ABSTRACT

TRUNCATED AT 400 WORDS)

Authors+Show Affiliations

Department of Life Science, Korea Advanced Institute of Science and Technology, Taejon.No affiliation info availableNo affiliation info available

Pub Type(s)

Journal Article
Research Support, Non-U.S. Gov't

Language

eng

PubMed ID

8035461

Citation

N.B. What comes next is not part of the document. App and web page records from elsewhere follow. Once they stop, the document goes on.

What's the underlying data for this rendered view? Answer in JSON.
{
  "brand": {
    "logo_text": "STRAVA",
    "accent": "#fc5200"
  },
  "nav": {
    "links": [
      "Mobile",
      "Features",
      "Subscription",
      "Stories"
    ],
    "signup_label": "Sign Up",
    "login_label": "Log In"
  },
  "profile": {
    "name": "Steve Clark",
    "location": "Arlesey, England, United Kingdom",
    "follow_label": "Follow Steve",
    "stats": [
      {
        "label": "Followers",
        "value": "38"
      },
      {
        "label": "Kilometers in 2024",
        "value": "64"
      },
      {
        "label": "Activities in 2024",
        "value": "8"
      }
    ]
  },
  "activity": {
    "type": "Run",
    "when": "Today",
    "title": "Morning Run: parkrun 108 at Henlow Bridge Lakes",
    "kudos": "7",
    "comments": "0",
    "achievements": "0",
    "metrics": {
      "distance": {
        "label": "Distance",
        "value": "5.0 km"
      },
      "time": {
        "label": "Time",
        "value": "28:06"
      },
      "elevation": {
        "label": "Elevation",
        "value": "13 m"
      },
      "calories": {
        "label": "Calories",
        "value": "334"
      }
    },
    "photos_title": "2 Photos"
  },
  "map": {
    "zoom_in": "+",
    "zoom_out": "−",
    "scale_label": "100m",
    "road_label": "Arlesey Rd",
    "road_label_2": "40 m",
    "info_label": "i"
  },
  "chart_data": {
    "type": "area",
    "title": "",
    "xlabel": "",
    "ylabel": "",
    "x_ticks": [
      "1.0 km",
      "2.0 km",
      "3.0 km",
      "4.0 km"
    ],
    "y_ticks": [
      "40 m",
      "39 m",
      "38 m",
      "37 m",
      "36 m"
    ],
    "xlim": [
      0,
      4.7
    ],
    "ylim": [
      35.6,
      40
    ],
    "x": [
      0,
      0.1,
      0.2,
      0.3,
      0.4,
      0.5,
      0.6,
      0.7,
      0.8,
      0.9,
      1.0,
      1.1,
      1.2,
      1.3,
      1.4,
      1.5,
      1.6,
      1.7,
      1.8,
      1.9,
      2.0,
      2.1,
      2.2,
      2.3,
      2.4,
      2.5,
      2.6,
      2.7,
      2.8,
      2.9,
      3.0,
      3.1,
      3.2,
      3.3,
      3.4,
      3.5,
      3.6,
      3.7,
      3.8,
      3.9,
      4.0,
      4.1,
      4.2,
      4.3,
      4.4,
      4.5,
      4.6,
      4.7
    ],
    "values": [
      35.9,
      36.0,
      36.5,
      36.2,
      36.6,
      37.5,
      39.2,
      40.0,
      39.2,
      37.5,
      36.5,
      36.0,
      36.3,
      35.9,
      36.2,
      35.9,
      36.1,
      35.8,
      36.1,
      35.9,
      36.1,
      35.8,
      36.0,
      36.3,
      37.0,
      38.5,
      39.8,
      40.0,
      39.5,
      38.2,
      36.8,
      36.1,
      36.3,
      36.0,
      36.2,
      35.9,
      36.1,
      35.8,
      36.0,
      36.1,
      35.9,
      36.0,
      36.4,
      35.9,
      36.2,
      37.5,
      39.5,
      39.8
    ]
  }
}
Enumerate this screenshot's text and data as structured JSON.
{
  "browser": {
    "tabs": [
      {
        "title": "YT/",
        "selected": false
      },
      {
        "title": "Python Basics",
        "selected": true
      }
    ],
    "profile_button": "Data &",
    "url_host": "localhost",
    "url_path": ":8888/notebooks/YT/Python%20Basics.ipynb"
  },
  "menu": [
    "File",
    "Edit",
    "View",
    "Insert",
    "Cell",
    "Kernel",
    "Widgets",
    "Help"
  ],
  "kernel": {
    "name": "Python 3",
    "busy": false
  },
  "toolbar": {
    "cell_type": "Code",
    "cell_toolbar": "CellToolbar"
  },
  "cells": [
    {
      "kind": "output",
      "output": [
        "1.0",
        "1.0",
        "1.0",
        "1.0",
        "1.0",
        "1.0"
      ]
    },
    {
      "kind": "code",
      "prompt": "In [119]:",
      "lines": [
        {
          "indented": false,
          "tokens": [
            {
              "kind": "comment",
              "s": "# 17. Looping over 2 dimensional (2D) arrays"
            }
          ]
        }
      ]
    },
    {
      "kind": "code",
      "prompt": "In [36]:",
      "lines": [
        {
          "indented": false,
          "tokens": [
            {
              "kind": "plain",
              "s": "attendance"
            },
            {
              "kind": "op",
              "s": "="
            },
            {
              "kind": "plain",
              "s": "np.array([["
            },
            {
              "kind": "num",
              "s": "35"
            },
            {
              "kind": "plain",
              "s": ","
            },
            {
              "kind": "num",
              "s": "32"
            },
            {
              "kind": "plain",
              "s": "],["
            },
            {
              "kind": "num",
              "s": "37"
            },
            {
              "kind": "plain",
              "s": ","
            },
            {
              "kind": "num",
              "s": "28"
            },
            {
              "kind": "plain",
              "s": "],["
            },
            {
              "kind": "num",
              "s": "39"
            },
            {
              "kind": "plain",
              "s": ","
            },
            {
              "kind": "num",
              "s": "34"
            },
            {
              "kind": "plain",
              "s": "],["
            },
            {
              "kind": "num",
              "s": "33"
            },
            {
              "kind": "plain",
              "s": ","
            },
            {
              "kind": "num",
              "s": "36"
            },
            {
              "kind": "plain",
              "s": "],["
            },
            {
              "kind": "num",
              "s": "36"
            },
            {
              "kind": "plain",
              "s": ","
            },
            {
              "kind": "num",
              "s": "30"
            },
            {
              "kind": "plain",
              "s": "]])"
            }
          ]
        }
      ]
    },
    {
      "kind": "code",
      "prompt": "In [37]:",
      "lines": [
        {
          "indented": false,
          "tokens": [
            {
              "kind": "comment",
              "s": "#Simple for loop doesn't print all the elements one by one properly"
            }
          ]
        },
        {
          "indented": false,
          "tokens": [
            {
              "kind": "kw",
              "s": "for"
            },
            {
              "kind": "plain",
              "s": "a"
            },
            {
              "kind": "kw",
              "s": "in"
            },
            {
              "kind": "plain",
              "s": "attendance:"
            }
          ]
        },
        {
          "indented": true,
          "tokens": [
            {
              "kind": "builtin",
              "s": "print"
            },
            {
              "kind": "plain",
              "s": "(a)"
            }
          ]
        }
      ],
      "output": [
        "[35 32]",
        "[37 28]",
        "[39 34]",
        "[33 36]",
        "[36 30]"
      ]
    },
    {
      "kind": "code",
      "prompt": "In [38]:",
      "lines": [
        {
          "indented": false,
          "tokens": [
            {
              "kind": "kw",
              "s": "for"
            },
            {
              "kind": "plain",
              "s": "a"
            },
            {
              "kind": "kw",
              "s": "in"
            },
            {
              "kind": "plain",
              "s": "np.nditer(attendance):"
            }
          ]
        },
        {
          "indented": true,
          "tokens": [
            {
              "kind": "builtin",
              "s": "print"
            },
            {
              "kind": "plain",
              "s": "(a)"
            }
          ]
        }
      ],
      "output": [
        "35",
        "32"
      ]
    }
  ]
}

Kim, D, et al. "Engineered Tyrosine Residues Serve as the Local Probes to Detect a Kinetic Intermediate in the Folding of Ribose-binding Protein." Journal of Molecular Biology, vol. 240, no. 4, 1994, pp. 385-95.
Kim D, Kim C, Park C. Engineered tyrosine residues serve as the local probes to detect a kinetic intermediate in the folding of ribose-binding protein. J Mol Biol. 1994;240(4):385-95.
Kim, D., Kim, C., & Park, C. (1994). Engineered tyrosine residues serve as the local probes to detect a kinetic intermediate in the folding of ribose-binding protein. Journal of Molecular Biology, 240(4), 385-95.
Kim D, Kim C, Park C. Engineered Tyrosine Residues Serve as the Local Probes to Detect a Kinetic Intermediate in the Folding of Ribose-binding Protein. J Mol Biol. 1994 Jul 22;240(4):385-95. PubMed PMID: 8035461.
* Article titles in AMA citation format should be in sentence-case
TY - JOUR T1 - Engineered tyrosine residues serve as the local probes to detect a kinetic intermediate in the folding of ribose-binding protein. AU - Kim,D, AU - Kim,C, AU - Park,C, PY - 1994/7/22/pubmed PY - 1994/7/22/medline PY - 1994/7/22/entrez SP - 385 EP - 95 JF - Journal of molecular biology JO - J Mol Biol VL - 240 IS - 4 N2 - Ribose-binding protein (RBP) consists of two alpha/beta globular units; the N domain being composed of four helices (I, II, III and IX) and six sheets (A, B, C, D, E and K), and the C domain with five helices (IV, V, VI, VII and VIII) and six sheets (F, G, H, I, J and L). The two domains are connected by three strands. In the previous study, tyrosine residues in the RBP were substituted by phenylalanine to examine the fluorescence property of each chromophore. Since the three tyrosine residues are scattered in the two domains of RBP, residues 32 and 261 in the N domain and 115 in the C domain, we were able to monitor the state of protein folding using unaltered tyrosine as a local probe. The final structures of the mutant proteins show little differences from those of wild-type as judged by circular dichroism spectra. The equilibrium and kinetic folding behaviors of the mutant RBPs were examined by fluorescence spectroscopy. The equilibrium data obtained from the mutant RBPs conform to the two-state transition involving the native and unfolded species. However, kinetic studies indicate that there exists an intermediate formed transiently during the folding or unfolding process, which was not detected in equilibrium experiments. In unfolding kinetics of the mutant protein retaining only the N domain tyrosine residues, a striking change in fluorescence was observed as an initial jump, suggesting the presence of a partial unfolding step of RBP around the Tyr32 chromophore, since the fluorescence of Tyr261 does not change upon folding. This occurred immediately after mixing with 0.6 to 1 M range of guanidine hydrochloride and was completed in less than three seconds of the mixing dead time. The partial increase of fluorescence appears to be due to the dissociation of a quenching group, the carboxyl side-chain of Asp249 located on helix IX, from the Tyr32 fluorophore. The successive unfolding process reflects a process of release from the second quenching group at Asp2 on the sheet A. The substitution at Tyr261 on sheet K by phenylalanine reveals an additional kinetic phase in refolding, in which the folding from unfolded into an intermediate form seems similar to wild-type in time scale, whereas the next step leading to the formation of native protein becomes slower.(ABSTRACT TRUNCATED AT 400 WORDS) SN - 0022-2836 UR - https://www.unboundmedicine.com/medline/citation/8035461/Engineered_tyrosine_residues_serve_as_the_local_probes_to_detect_a_kinetic_intermediate_in_the_folding_of_ribose_binding_protein_ L2 - https://linkinghub.elsevier.com/retrieve/pii/S0022-2836(84)71452-5 DB - PRIME DP - Unbound Medicine ER -